Catholic activists and human rights groups in Indonesia have demanded a thorough probe into a recent riot that claimed 12 lives in restive Papua province, where a separatist insurgency has been waged for decades.
"One has to find out why civilians can be treated in such an inhuman way by being shot, not through persuasive means," Father John Bunai from the Diocese of Jayapura, capital of Papua province, told UCA News on Feb. 27.
Father Bunai, a Jayapura diocese delegate for the Papua Peace Network, which promotes dialogue to resolve the ongoing conflict in Indonesia's easternmost province, said a thorough investigation was crucial for the creation of a conducive atmosphere for talks.
'It is not enough to remove the local police chief'The police arrested the duo and claimed that the kidnapping was misinformation. However, angry residents attacked the police.
In the clashes, 10 Papuans died, and 20 others were injured, while two other migrants from the Batak tribe died after they were attacked by residents.
National police chief Listyo Sigit Prabowo dismissed the Jayawijaya police chief, Hesman Sotarduga Napitupulu, following the incident. Police arrested 13 people accused of instigating the riot.
Father Bunai said police had to explain clearly what happened on Feb. 23, and "it is not enough to remove the local police chief."
"What must be done is to find out why civilians were shot indiscriminately. Why do they [police officers] see Papuans as enemies?" he said.
He said the police's explanation was important so as not to create the impression that they were on the side of one community. "Such efforts have only made the situation worse"
Indonesia's security forces have long been accused of committing atrocities against Papuan civilians during the decades-long insurgency in the mineral-rich province.
Father Alexandro Rangga from Franciscans' Secretariat for Justice, Peace and Integrity of Creation, criticized the way the authorities handled the incident, as well as the deployment of additional troops.
"Those who should be involved in calming the situation are traditional leaders and religious leaders, not the deployment of troops," he said.
"Such efforts have only made the situation worse," he told UCA News.
Usman Hamid, executive director of Amnesty International Indonesia, said what happened "indicates the repetition of cases of violence that have claimed the lives of many civilians in Papua."
He said it "must be investigated through a fair and impartial legal process."

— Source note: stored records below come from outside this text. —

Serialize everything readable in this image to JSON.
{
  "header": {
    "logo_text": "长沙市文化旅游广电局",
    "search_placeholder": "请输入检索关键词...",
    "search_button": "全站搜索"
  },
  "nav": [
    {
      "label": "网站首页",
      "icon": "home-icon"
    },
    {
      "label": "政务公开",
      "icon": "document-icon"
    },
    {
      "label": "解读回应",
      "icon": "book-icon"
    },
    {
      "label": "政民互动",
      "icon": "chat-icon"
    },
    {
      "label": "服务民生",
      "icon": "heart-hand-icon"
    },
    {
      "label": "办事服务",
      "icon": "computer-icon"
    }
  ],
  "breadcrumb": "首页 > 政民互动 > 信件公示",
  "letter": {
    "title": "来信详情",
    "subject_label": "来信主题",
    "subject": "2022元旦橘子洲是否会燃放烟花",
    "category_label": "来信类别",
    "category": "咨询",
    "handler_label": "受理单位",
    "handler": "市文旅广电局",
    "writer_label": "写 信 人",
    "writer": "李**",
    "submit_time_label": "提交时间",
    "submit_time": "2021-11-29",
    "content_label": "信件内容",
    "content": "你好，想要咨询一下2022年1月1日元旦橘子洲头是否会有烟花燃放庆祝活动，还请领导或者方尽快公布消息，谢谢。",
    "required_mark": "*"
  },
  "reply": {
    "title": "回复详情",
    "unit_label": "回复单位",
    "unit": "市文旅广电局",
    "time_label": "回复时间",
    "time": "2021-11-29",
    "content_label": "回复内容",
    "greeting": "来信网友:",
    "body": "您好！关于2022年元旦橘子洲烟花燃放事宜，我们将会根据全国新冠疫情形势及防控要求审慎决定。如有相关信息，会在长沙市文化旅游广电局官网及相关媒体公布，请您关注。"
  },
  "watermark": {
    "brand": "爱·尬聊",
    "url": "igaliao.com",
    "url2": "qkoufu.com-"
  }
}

Fatia Maulidiyanti, coordinator of the Commission for the Disappeared and Victims of Violence, said shootings at civilians showed that police "were not competent enough to prevent conflicts."